» Work request: Print each entry below precisely as it reads.

» Record extracts:
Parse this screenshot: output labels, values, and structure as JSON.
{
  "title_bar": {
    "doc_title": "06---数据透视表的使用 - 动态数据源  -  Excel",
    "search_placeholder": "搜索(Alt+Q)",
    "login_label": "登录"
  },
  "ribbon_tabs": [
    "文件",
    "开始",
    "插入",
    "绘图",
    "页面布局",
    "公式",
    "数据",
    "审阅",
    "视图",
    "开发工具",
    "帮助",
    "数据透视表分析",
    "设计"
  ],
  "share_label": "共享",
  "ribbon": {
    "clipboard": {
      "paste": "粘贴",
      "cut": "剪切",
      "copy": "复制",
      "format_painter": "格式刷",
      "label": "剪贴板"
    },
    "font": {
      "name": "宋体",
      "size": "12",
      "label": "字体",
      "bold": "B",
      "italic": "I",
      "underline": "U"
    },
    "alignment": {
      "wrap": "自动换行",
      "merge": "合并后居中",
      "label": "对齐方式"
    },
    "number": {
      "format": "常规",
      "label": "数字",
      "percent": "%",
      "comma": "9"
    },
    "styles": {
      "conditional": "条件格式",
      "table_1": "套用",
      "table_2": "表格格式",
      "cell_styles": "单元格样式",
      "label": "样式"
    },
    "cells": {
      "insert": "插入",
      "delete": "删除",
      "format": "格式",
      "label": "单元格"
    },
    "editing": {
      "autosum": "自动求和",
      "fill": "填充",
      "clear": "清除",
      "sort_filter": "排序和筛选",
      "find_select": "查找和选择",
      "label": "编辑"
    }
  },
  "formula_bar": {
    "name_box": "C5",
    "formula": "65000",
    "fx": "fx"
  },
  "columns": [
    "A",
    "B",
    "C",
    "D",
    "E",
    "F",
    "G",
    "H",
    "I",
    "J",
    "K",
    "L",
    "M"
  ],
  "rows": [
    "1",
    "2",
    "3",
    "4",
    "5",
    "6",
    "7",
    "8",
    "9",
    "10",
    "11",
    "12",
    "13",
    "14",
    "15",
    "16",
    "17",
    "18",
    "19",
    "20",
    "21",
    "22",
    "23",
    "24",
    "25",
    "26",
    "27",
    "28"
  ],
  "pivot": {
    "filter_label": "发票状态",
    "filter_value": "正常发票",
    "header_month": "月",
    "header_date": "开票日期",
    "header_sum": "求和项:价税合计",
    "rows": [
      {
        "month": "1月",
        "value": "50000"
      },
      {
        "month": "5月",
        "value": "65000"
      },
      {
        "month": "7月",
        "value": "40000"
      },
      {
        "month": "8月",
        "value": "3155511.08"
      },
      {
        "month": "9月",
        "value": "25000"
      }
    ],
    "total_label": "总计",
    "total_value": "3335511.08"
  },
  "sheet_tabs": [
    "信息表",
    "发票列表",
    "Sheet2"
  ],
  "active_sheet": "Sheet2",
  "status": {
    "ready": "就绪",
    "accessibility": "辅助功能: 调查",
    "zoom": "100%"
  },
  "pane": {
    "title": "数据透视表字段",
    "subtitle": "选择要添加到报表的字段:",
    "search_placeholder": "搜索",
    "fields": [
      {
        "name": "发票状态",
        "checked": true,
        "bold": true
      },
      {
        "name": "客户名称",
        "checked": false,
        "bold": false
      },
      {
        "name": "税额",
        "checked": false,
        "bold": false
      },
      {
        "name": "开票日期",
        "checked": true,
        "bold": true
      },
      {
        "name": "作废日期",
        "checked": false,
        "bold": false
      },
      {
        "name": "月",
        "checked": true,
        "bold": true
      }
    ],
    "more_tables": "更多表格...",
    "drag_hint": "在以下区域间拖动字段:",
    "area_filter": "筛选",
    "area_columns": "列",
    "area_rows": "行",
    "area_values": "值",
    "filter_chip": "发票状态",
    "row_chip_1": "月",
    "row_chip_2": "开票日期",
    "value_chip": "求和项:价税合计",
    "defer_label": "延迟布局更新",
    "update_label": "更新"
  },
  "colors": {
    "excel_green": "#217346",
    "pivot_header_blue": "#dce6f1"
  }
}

» Answer space:
Parse this screenshot: output labels, values, and structure as JSON.
{
  "title_bar": {
    "doc_title": "06---数据透视表的使用 - 动态数据源  -  Excel",
    "search_placeholder": "搜索(Alt+Q)",
    "login_label": "登录"
  },
  "ribbon_tabs": [
    "文件",
    "开始",
    "插入",
    "绘图",
    "页面布局",
    "公式",
    "数据",
    "审阅",
    "视图",
    "开发工具",
    "帮助",
    "数据透视表分析",
    "设计"
  ],
  "share_label": "共享",
  "ribbon": {
    "clipboard": {
      "paste": "粘贴",
      "cut": "剪切",
      "copy": "复制",
      "format_painter": "格式刷",
      "label": "剪贴板"
    },
    "font": {
      "name": "宋体",
      "size": "12",
      "label": "字体",
      "bold": "B",
      "italic": "I",
      "underline": "U"
    },
    "alignment": {
      "wrap": "自动换行",
      "merge": "合并后居中",
      "label": "对齐方式"
    },
    "number": {
      "format": "常规",
      "label": "数字",
      "percent": "%",
      "comma": "9"
    },
    "styles": {
      "conditional": "条件格式",
      "table_1": "套用",
      "table_2": "表格格式",
      "cell_styles": "单元格样式",
      "label": "样式"
    },
    "cells": {
      "insert": "插入",
      "delete": "删除",
      "format": "格式",
      "label": "单元格"
    },
    "editing": {
      "autosum": "自动求和",
      "fill": "填充",
      "clear": "清除",
      "sort_filter": "排序和筛选",
      "find_select": "查找和选择",
      "label": "编辑"
    }
  },
  "formula_bar": {
    "name_box": "C5",
    "formula": "65000",
    "fx": "fx"
  },
  "columns": [
    "A",
    "B",
    "C",
    "D",
    "E",
    "F",
    "G",
    "H",
    "I",
    "J",
    "K",
    "L",
    "M"
  ],
  "rows": [
    "1",
    "2",
    "3",
    "4",
    "5",
    "6",
    "7",
    "8",
    "9",
    "10",
    "11",
    "12",
    "13",
    "14",
    "15",
    "16",
    "17",
    "18",
    "19",
    "20",
    "21",
    "22",
    "23",
    "24",
    "25",
    "26",
    "27",
    "28"
  ],
  "pivot": {
    "filter_label": "发票状态",
    "filter_value": "正常发票",
    "header_month": "月",
    "header_date": "开票日期",
    "header_sum": "求和项:价税合计",
    "rows": [
      {
        "month": "1月",
        "value": "50000"
      },
      {
        "month": "5月",
        "value": "65000"
      },
      {
        "month": "7月",
        "value": "40000"
      },
      {
        "month": "8月",
        "value": "3155511.08"
      },
      {
        "month": "9月",
        "value": "25000"
      }
    ],
    "total_label": "总计",
    "total_value": "3335511.08"
  },
  "sheet_tabs": [
    "信息表",
    "发票列表",
    "Sheet2"
  ],
  "active_sheet": "Sheet2",
  "status": {
    "ready": "就绪",
    "accessibility": "辅助功能: 调查",
    "zoom": "100%"
  },
  "pane": {
    "title": "数据透视表字段",
    "subtitle": "选择要添加到报表的字段:",
    "search_placeholder": "搜索",
    "fields": [
      {
        "name": "发票状态",
        "checked": true,
        "bold": true
      },
      {
        "name": "客户名称",
        "checked": false,
        "bold": false
      },
      {
        "name": "税额",
        "checked": false,
        "bold": false
      },
      {
        "name": "开票日期",
        "checked": true,
        "bold": true
      },
      {
        "name": "作废日期",
        "checked": false,
        "bold": false
      },
      {
        "name": "月",
        "checked": true,
        "bold": true
      }
    ],
    "more_tables": "更多表格...",
    "drag_hint": "在以下区域间拖动字段:",
    "area_filter": "筛选",
    "area_columns": "列",
    "area_rows": "行",
    "area_values": "值",
    "filter_chip": "发票状态",
    "row_chip_1": "月",
    "row_chip_2": "开票日期",
    "value_chip": "求和项:价税合计",
    "defer_label": "延迟布局更新",
    "update_label": "更新"
  },
  "colors": {
    "excel_green": "#217346",
    "pivot_header_blue": "#dce6f1"
  }
}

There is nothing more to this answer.